I quickly warp up my rigid-heddle loom and do little experiments with color and texture. I try different finishing techniques and then compare all my little samples to see what I’ve learned from them. Sometimes the tiniest changes in technique or materials can be the deciding factor of whether or not my “real” weaving turns out well or gets filed away as a “learning experience.” Sampling helps me to weave my projects with confidence.
In an earlier post, I mentioned that I wanted to try my hand at weaving with rags and make a runner and some placemats. Well, as is often the case when I so clearly have a project in mind, life happened, and it was only recently that I had time to sit down with my loom and start sampling.
Weaving with rags made me nervous for a number of reasons. How would I change colors without leaving little tails? How hard should I beat the warp? Do I want to squish it a lot or just beat until I feel resistance? How would I keep it from raveling since the cottolin warp was so thin and widely spaced?
I kept all this in mind as I began sampling.
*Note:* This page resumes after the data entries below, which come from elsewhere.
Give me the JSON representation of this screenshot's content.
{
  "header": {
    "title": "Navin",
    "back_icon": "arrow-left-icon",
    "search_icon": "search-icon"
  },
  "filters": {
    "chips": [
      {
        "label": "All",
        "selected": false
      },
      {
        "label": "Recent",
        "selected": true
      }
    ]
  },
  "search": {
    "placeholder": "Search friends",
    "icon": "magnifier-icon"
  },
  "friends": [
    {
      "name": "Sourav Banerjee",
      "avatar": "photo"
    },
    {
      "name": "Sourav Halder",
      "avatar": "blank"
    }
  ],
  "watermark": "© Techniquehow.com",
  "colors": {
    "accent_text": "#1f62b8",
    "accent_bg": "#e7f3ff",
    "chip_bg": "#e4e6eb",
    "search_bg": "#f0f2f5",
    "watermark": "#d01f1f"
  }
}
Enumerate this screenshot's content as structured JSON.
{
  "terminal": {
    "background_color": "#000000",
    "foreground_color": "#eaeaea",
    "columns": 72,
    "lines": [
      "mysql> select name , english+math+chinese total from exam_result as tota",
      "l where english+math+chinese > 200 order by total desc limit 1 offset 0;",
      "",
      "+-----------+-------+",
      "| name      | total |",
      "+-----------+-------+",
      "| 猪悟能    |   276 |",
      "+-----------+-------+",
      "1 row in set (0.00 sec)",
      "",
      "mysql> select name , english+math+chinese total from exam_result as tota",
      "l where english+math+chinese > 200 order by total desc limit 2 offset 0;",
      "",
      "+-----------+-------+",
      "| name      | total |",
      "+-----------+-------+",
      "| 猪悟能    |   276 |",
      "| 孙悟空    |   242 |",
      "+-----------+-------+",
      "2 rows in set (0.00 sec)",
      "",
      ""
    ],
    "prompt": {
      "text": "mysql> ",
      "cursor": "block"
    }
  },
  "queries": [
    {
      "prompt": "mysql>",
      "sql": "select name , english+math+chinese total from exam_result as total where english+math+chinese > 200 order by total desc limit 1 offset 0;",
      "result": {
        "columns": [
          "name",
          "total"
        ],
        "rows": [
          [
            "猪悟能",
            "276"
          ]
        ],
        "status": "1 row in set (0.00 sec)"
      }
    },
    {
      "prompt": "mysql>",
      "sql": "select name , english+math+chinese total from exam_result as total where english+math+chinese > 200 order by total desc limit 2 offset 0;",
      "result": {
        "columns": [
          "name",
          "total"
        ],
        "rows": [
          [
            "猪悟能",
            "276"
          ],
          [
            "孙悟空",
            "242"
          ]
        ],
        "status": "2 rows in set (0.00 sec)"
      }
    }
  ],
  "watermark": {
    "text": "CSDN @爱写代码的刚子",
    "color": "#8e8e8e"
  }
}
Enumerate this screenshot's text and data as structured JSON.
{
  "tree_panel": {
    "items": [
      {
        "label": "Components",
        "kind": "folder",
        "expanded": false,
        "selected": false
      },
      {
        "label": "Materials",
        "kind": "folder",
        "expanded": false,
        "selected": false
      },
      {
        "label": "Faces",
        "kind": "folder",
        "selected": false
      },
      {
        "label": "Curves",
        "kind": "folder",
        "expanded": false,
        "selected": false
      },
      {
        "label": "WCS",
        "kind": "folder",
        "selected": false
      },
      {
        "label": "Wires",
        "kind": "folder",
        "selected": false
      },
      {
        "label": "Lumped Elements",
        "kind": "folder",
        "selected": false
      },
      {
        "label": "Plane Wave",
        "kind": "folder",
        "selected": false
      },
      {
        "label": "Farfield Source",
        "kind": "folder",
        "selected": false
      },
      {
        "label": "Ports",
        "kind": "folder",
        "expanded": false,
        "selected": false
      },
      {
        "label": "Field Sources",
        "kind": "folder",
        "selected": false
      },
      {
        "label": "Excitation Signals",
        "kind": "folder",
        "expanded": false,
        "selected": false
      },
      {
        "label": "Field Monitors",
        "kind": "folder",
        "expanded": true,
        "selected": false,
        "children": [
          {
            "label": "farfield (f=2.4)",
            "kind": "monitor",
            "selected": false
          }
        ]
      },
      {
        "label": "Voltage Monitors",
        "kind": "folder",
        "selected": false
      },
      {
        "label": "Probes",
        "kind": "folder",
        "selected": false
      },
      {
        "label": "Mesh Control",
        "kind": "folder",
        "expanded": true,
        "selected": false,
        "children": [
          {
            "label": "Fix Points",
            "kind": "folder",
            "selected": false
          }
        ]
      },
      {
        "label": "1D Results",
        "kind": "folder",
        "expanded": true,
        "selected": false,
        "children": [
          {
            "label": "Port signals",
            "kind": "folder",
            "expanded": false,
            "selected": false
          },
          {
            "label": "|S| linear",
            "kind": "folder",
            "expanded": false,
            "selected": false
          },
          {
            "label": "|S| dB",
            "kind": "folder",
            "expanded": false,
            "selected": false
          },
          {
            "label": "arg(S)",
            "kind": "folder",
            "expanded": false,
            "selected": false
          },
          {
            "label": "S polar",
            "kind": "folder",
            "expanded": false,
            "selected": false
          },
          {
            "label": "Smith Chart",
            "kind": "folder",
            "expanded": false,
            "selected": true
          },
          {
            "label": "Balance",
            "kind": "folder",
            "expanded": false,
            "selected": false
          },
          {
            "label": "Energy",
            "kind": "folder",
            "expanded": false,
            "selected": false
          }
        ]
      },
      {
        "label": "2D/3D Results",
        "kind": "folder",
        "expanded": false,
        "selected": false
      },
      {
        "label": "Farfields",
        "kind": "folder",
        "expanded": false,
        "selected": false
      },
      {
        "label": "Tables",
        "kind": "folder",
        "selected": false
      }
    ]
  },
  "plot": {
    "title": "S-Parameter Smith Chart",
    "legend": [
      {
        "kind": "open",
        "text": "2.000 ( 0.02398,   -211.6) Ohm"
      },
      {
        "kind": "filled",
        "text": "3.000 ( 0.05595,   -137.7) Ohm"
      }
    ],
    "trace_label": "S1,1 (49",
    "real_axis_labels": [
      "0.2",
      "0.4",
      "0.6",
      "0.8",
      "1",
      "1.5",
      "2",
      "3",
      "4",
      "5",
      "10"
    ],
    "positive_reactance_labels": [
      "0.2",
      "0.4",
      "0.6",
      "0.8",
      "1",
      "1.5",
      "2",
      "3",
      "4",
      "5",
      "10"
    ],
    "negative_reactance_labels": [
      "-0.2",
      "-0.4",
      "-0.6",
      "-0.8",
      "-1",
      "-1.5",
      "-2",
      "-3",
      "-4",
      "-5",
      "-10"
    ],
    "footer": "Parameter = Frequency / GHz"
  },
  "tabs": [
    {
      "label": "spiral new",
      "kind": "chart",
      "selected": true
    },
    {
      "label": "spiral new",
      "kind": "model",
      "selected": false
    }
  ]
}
I wove three small samples using my rags, and in each one I tried to do things a little differently. I took notes, and from my sampling I feel like I’ve learned quite a bit of what to do and what not to do when weaving with rags. For example, do cut the end of the rags at an angle so when you change colors and overlap you won’t have a bulky bit. Do not simply cut off the warp if you haven’t woven a hem with yarn. It will ravel and you will cry. And most importantly, for me at least, pay attention to the selvedges much more than with a balanced weave because all too easily your square sample can turn into a trapezoid.
I’ve also learned some ways I can probably improve my technique, and I plan on making a second round of samples to test out these theories before I do anything else. Once those are done, I’ll be ready to tackle the projects I’ve marked in the eBook Best of Handwoven: Weaving With Rags. I’ll admit, part of me does want to just jump in and start weaving my runner, but I know that later I’ll be grateful I took the time. Sampling is a lot like studying before an exam; it’s not always the most fun, but when you evaluate the results, you’ll notice the difference.